The intent of the law is to provide an agricultural value assessment for lands devoted to agricultural production. Data is gathered from all available sources to compute annually an average agricultural value per acre on a county-wide basis. The difference between this value and the standard market value assessment, if higher, is treated as exempt for taxation purposes.

We have received a general inquiry concerning the so-called Agricultural Districts Law (Agriculture and Markets Law, Article 25AA).

A farmer has written that he owns and operates a livestock operation and that his property has recently been reassessed in accordance with a county-wide revaluation program which, he maintains, has placed a non-farm value on his land. While he recognizes that the Agricultural Districts Law is designed to ease the pressure of a “market value” assessment on farmlands, he states that the law, as it is presently administered, does not appear to accomplish its goal.

The legislative intent behind Article 25AA of the Agriculture and Markets Law

 is to provide an agricultural value assessment for eligible lands devoted to agricultural production. This special “use” assessment recognizes that while agricultural land may have a “higher and better” use for assessing purposes (such use being determined by actual market sales), an active farming operation in many instances cannot support the real property tax burden imposed upon these lands pursuant to the assessing standard required by the Real Property Tax Law.

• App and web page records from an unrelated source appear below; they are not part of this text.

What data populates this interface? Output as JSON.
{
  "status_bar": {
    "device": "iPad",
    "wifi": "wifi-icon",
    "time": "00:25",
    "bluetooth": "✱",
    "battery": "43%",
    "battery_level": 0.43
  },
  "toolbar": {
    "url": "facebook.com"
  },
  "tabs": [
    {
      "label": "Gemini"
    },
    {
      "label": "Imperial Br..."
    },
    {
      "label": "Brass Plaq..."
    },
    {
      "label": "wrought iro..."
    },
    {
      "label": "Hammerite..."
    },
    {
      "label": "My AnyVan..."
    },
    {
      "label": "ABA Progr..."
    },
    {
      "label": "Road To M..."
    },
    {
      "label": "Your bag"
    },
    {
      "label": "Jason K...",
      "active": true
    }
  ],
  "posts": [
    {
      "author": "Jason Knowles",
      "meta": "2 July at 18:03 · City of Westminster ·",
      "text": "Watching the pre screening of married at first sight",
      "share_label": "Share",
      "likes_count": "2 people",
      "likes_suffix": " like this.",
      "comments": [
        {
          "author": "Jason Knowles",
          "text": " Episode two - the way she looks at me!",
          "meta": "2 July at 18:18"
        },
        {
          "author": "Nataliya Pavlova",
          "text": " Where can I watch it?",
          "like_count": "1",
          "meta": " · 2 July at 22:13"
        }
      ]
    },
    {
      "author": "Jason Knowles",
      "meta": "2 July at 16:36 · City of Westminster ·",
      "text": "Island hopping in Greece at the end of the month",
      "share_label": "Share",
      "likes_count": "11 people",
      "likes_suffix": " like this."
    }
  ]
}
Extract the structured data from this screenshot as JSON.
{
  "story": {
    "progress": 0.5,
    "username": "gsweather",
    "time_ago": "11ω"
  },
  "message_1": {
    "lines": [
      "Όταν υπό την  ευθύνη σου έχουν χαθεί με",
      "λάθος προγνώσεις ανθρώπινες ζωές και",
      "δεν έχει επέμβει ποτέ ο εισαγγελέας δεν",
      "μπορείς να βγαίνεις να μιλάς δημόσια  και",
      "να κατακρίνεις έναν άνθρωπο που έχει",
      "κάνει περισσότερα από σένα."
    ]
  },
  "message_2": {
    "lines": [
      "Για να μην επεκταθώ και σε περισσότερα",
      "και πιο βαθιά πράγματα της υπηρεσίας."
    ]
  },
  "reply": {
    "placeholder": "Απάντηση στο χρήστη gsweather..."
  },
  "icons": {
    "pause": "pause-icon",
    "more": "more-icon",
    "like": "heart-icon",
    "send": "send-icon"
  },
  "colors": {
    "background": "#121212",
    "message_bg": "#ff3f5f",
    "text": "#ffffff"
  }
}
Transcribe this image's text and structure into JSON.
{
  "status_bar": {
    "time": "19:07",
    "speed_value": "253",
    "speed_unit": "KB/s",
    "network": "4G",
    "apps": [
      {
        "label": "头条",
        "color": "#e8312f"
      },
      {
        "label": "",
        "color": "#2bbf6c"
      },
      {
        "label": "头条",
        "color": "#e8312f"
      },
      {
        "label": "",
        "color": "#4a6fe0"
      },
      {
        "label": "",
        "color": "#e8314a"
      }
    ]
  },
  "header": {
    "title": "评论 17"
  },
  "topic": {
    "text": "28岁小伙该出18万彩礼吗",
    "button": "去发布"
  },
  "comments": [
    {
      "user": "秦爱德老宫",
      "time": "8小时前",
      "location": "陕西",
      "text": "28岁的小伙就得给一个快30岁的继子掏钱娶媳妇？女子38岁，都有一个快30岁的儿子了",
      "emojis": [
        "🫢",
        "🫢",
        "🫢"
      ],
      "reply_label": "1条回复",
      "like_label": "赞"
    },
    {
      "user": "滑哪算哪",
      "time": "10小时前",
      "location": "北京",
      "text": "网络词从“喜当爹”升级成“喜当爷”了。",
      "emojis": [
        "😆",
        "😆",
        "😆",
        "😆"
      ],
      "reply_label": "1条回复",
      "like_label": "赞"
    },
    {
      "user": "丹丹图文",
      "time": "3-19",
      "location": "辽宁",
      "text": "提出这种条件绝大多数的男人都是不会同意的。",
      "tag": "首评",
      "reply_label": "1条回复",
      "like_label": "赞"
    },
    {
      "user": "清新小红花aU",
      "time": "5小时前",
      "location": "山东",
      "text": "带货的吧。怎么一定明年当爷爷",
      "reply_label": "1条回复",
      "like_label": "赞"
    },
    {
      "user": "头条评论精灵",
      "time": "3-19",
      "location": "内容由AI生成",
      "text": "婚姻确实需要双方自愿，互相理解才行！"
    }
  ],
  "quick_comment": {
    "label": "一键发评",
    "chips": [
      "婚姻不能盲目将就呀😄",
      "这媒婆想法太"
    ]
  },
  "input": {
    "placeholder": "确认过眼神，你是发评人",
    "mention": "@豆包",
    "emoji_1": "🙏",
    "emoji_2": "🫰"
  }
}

In determining a farm value for eligible agricultural lands in New York State, the State Board, as required by law, compiles and gathers data from all available sources and computes annually an average agricultural value per acre on a county-wide basis. These values are indicative of what one farmer would pay to another in an arms-length transaction for one acre of a certain category of farmland for continued farm use. The difference between this value and the standard market value assessment (if higher) is treated as an exemption for tax purposes. The resulting tax burden will be based on a farm value and should put all eligible agricultural lands in the State on a consistent level.

This does not mean, however, that one acre of Grade A cropland will be, or should be, valued the same throughout the State. The fact that the values are compiled on a county basis indicates that data collected produces different values for farmland in the various counties. In other words, this data indicates that a farmer may pay more for one acre of Grade A cropland (for a farm use) in one county and less in another.

The State Board is constantly attempting to arrive at agricultural value factors that reflect the true values of land used for agricultural purposes. The paucity of actual farmer-to-farmer sales in New York makes this a difficult task. However, our experience with monitoring valid farmland sales and other data would indicate that land in the southern areas of the State historically commands a better price than similar land in the north. Some reasons for this difference may stem from climatic variations, availability of larger markets, convenience in obtaining consumer goods, etc.

It should be noted that, pursuant to section 305 of the Agriculture and Markets Law, the State Board is required to conduct annual hearings prior to determining agricultural values for the upcoming year. These hearings are generally held in January and February throughout the State and serve as a vehicle for an individual property owner and other interested parties to provide input for agricultural values to be established for the county in which his lands are located.

August 30, 1974

NOTE:  But see Opinion 10-45.